I don’t know how much of Obama’s plan will pass Congress, but with the NRA continued to absolutely shoot itself in the foot (pardon the pun) with idiotic TV ads like the one above, he’s definitely going to have the public on his side.

Good for him for making a good-faith effort. But there’s still a long, long way to go on gun control.

My first thoughts on the Madness bracket. And our pop culture hits a new point

This was a strange job done by the NCAA Tournament selection committee.

Usually, I yell and scream about teams they left out, and some awful teams that they put in.

But this year, with the exception of Florida not being deserving (9-9 in a bad SEC, and they still got in) and Illinois or Va. Tech getting unfairly snubbed, I thought they did very well with picking the field of 65.

But man, the seeding of the teams was horrendous. Beyond horrendous. Truly, mind-blowingly bad. Before I get to the things I like about the brackets, and some early upset picks (can’t give you my Final Four yet, that takes a few days of stewing), here are the most puzzling seeding choices:

— I love Duke more than anyone, but they should’ve been a 2. And West Virginia should’ve been a 1 seed.

— Temple at 5, and Cornell at 12, were both woefully underseeded. Both should’ve been a few spots higher

— Gonzaga is way too good to be an 8 seed. And Notre Dame isn’t worthy of a 6 seed. And you’re telling me Michigan State is only a 5?

— Finally, the committee totally went against its own rules. Sometimes it gave teams who finished strong an advantage (like Ohio State getting a 2). Other times it ignored the end of the season (slumping Villanova got a 2).

And they gave Kansas, the No.1 overall seed, the toughest bracket. The top team is supposed to get the easiest bracket, but Duke, the No.3 overall seed, has the easiest road.

OK, now some good things. I love a few of the 4-13 games for upset possibilities. I can totally see Siena beating Purdue, and Murray State knocking off Vanderbilt. The potential is there for some great 2nd-round games, like Michigan State-Maryland, and Duke-Louisville, and Syracuse-Gonzaga.

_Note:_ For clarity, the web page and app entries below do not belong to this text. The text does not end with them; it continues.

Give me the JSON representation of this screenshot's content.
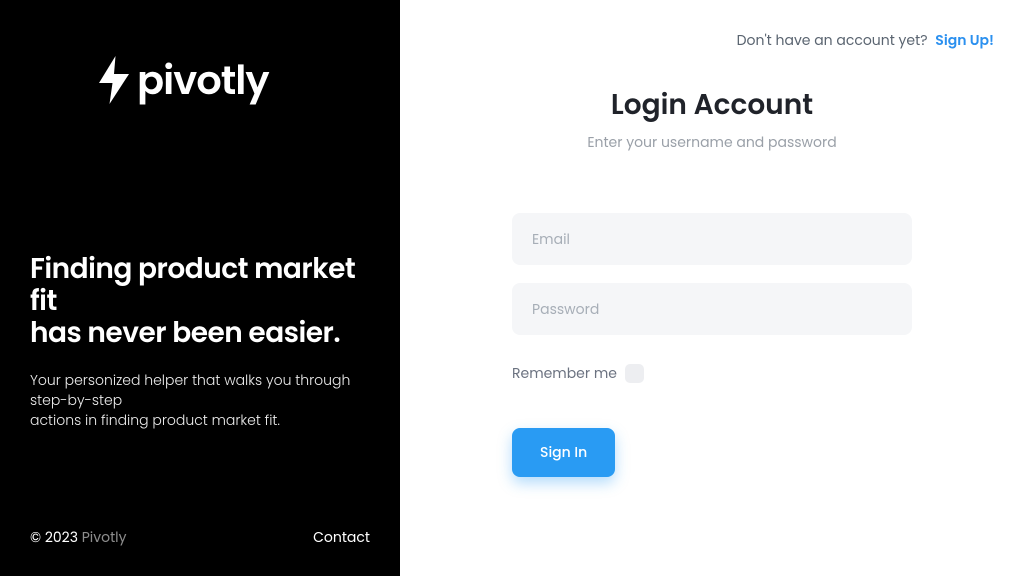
{
  "brand": {
    "name": "pivotly"
  },
  "hero": {
    "title_line1": "Finding product market fit",
    "title_line2": "has never been easier.",
    "subtitle_line1": "Your personized helper that walks you through step-by-step",
    "subtitle_line2": "actions in finding product market fit."
  },
  "footer": {
    "copyright_prefix": "© 2023 ",
    "copyright_brand": "Pivotly",
    "contact": "Contact"
  },
  "auth": {
    "prompt_text": "Don't have an account yet?",
    "signup_link": "Sign Up!",
    "title": "Login Account",
    "subtitle": "Enter your username and password",
    "email_placeholder": "Email",
    "password_placeholder": "Password",
    "remember_label": "Remember me",
    "signin_button": "Sign In"
  },
  "colors": {
    "accent": "#299bf3",
    "link": "#2b90ef"
  }
}
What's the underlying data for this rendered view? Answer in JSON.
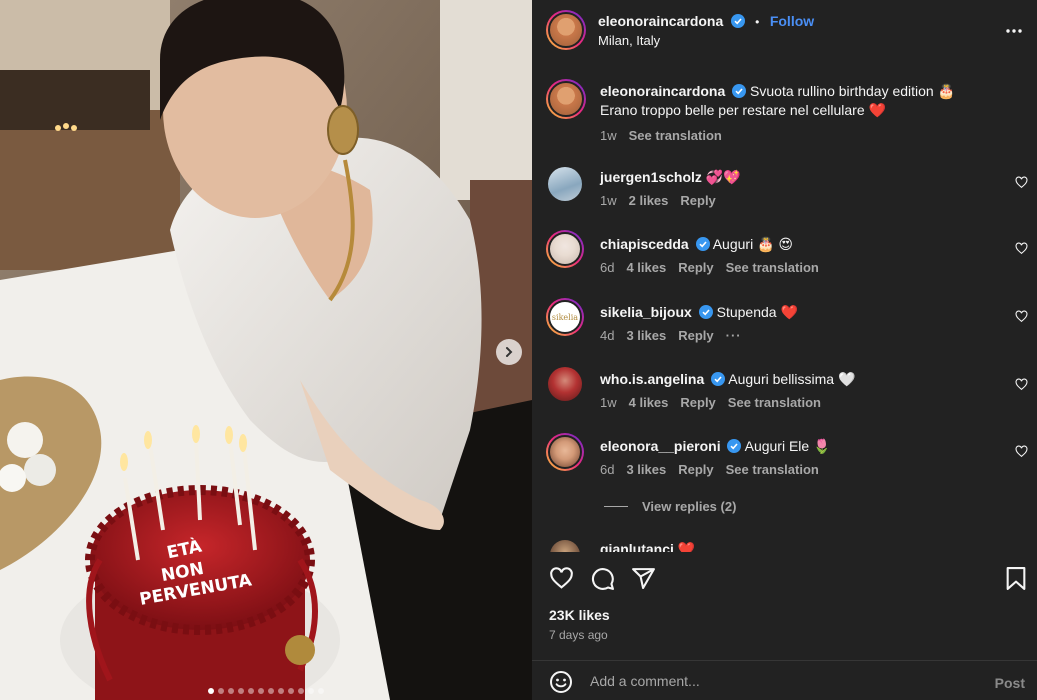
{
  "post": {
    "author": "eleonoraincardona",
    "follow_label": "Follow",
    "separator": "•",
    "location": "Milan, Italy",
    "carousel_active_index": 0,
    "cake_text": [
      "ETÀ",
      "NON",
      "PERVENUTA"
    ]
  },
  "caption": {
    "user": "eleonoraincardona",
    "line1": "Svuota rullino birthday edition 🎂",
    "line2": "Erano troppo belle per restare nel cellulare ❤️",
    "time": "1w",
    "see_translation": "See translation"
  },
  "comments": [
    {
      "user": "juergen1scholz",
      "verified": false,
      "text": "💞💖",
      "time": "1w",
      "likes": "2 likes",
      "reply": "Reply",
      "translation": ""
    },
    {
      "user": "chiapiscedda",
      "verified": true,
      "text": "Auguri 🎂 😍",
      "time": "6d",
      "likes": "4 likes",
      "reply": "Reply",
      "translation": "See translation"
    },
    {
      "user": "sikelia_bijoux",
      "verified": true,
      "text": "Stupenda ❤️",
      "time": "4d",
      "likes": "3 likes",
      "reply": "Reply",
      "translation": "",
      "more": "···",
      "avatar_text": "sikelia"
    },
    {
      "user": "who.is.angelina",
      "verified": true,
      "text": "Auguri bellissima 🤍",
      "time": "1w",
      "likes": "4 likes",
      "reply": "Reply",
      "translation": "See translation"
    },
    {
      "user": "eleonora__pieroni",
      "verified": true,
      "text": "Auguri Ele 🌷",
      "time": "6d",
      "likes": "3 likes",
      "reply": "Reply",
      "translation": "See translation"
    }
  ],
  "view_replies": "View replies (2)",
  "partial_comment": {
    "user": "gianlutanci",
    "text": "❤️"
  },
  "likes_count": "23K likes",
  "posted_ago": "7 days ago",
  "add_comment": {
    "placeholder": "Add a comment...",
    "post_label": "Post"
  },
  "colors": {
    "background": "#222222",
    "link": "#4a8ff5",
    "muted": "#a8a8a8",
    "verified": "#3897f0"
  },
  "icons": [
    "more-icon",
    "heart-icon",
    "comment-icon",
    "share-icon",
    "bookmark-icon",
    "emoji-icon",
    "chevron-right-icon",
    "verified-icon"
  ]
}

As for Duke, I absolutely cannot complain. The only team that truly scares me in their bracket is Baylor, a really good team. Villanova’s slumping big-time, Purdue won’t survive Round 1,and Texas A &M is up and down. As worried as I am about some of Duke’s weaknesses that showed in their ACC Tournament win (Jon Scheyer’s exhausted, nobody on the team is shooting well), I think this is the best possible draw to the Final Four I could’ve hoped for.

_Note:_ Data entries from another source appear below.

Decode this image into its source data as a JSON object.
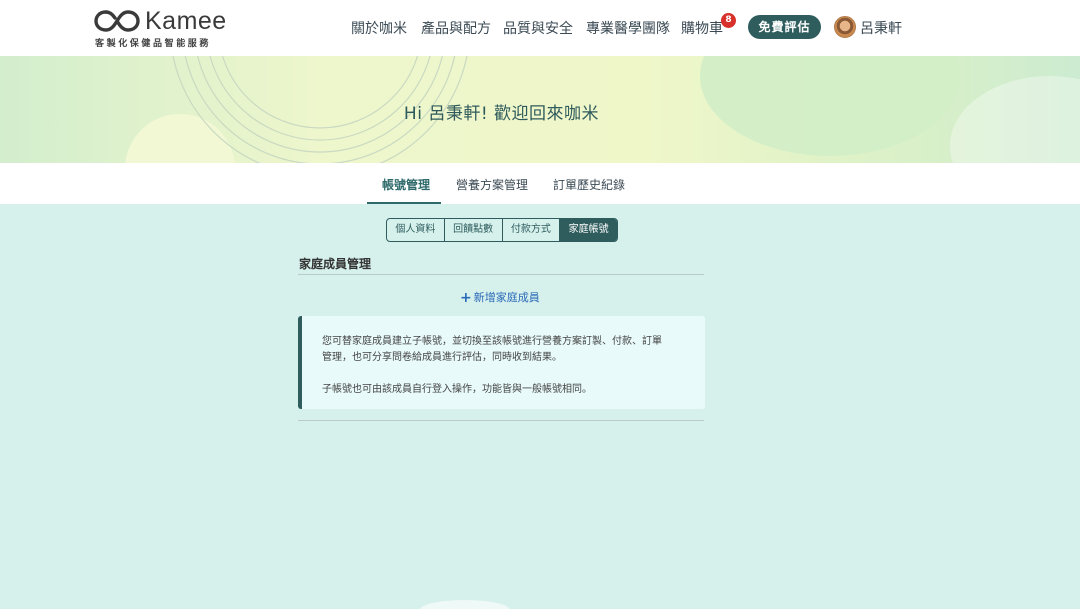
{
  "brand": {
    "name": "Kamee",
    "tagline": "客製化保健品智能服務"
  },
  "nav": {
    "items": [
      "關於咖米",
      "產品與配方",
      "品質與安全",
      "專業醫學團隊",
      "購物車"
    ],
    "cart_count": "8",
    "free_eval_label": "免費評估",
    "user_name": "呂秉軒"
  },
  "banner": {
    "greeting": "Hi 呂秉軒! 歡迎回來咖米"
  },
  "tabs": [
    "帳號管理",
    "營養方案管理",
    "訂單歷史紀錄"
  ],
  "segments": [
    "個人資料",
    "回饋點數",
    "付款方式",
    "家庭帳號"
  ],
  "family": {
    "title": "家庭成員管理",
    "add_label": "新增家庭成員",
    "info_lines": [
      "您可替家庭成員建立子帳號，並切換至該帳號進行營養方案訂製、付款、訂單",
      "管理，也可分享問卷給成員進行評估，同時收到結果。",
      "子帳號也可由該成員自行登入操作，功能皆與一般帳號相同。"
    ]
  },
  "colors": {
    "primary": "#2f5d5e",
    "badge": "#d8312b",
    "link": "#2a6ab8",
    "page_bg": "#d6f0ec"
  }
}
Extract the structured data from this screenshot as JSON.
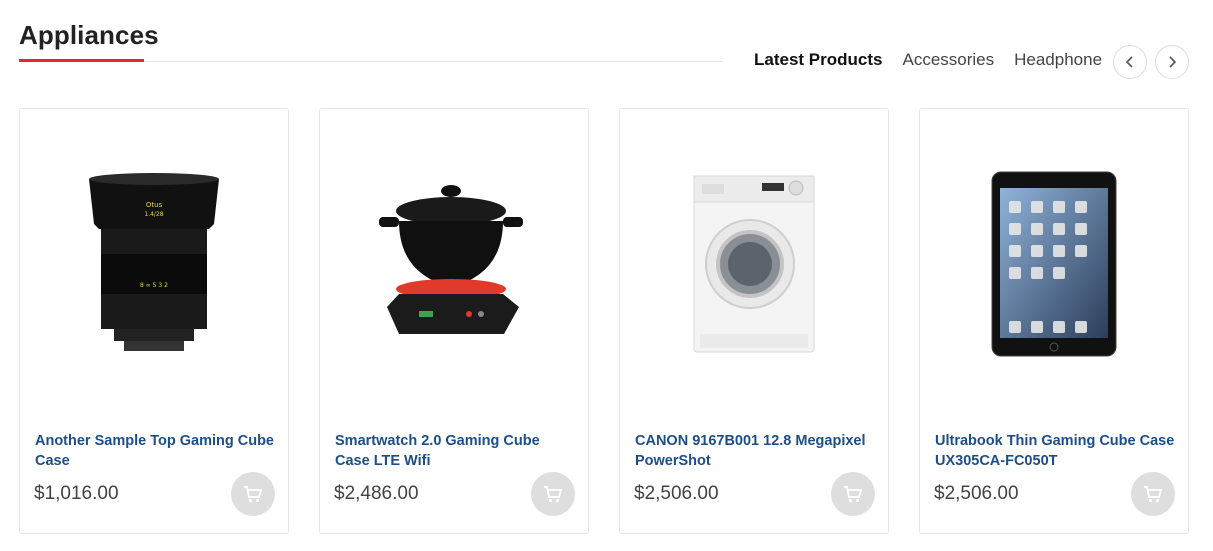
{
  "section": {
    "title": "Appliances"
  },
  "tabs": [
    {
      "label": "Latest Products",
      "active": true
    },
    {
      "label": "Accessories",
      "active": false
    },
    {
      "label": "Headphone",
      "active": false
    }
  ],
  "nav": {
    "prev_icon": "chevron-left-icon",
    "next_icon": "chevron-right-icon"
  },
  "colors": {
    "accent": "#e02b2b",
    "product_link": "#1d4e89",
    "cart_button": "#dedede"
  },
  "products": [
    {
      "name": "Another Sample Top Gaming Cube Case",
      "price": "$1,016.00",
      "image": "camera-lens"
    },
    {
      "name": "Smartwatch 2.0 Gaming Cube Case LTE Wifi",
      "price": "$2,486.00",
      "image": "electric-cooker"
    },
    {
      "name": "CANON 9167B001 12.8 Megapixel PowerShot",
      "price": "$2,506.00",
      "image": "washing-machine"
    },
    {
      "name": "Ultrabook Thin Gaming Cube Case UX305CA-FC050T",
      "price": "$2,506.00",
      "image": "tablet"
    }
  ]
}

Three more days until Thursday. Move, calendar, move!

**So you ever watch something on television and think, “Future generations are really going to be frightened about what we found entertaining?”

Well, I had one of those moments Sunday night. I watched the new NBC show “Minute to Win It.”

I feel this might be the dumbest thing we’ve ever put on the air, and this is coming from a guy who sat through two whole episodes of that Paris Hilton-Nicole Richie “Simple Life” show.

If you were fortunate enough to miss it, here’s a quick recap: It’s a game show, hosted by the super-enthusiastic Guy Fieri. They pick a contestant well in advance, and have them learn and practice 10 mind-numbingly bizarre tasks. Then, on stage in front of an audience, the contestant has to repeat those tasks and do them successfully in one minute.

Some of the tasks on the show I saw Sunday? A man had to pick 150 tissues out of a box, one by one, using only one hand. The same man having to bounce a ping-pong ball off three plates, one at a time, and into a fishbowl.

And still the same man, in perhaps my most jaw-dropping moment of the show, having a pedometer stuck on his forehead, must do 125 head-nods in 60 seconds.

If the contestant can complete 10 of these challenges, they win $1 million.

Seriously, this is a sad, sad moment for our culture. I mean come on, pulling tissues out of a box is entertainment? Picking up paper bags with you teeth, like the woman below?

I don’t weep for the future. I weep for the present, that crap like this is put on network TV. And this is coming from a guy who loves game shows!

Somewhere, Wink Martindale watched this and wept silently into his Metamucil.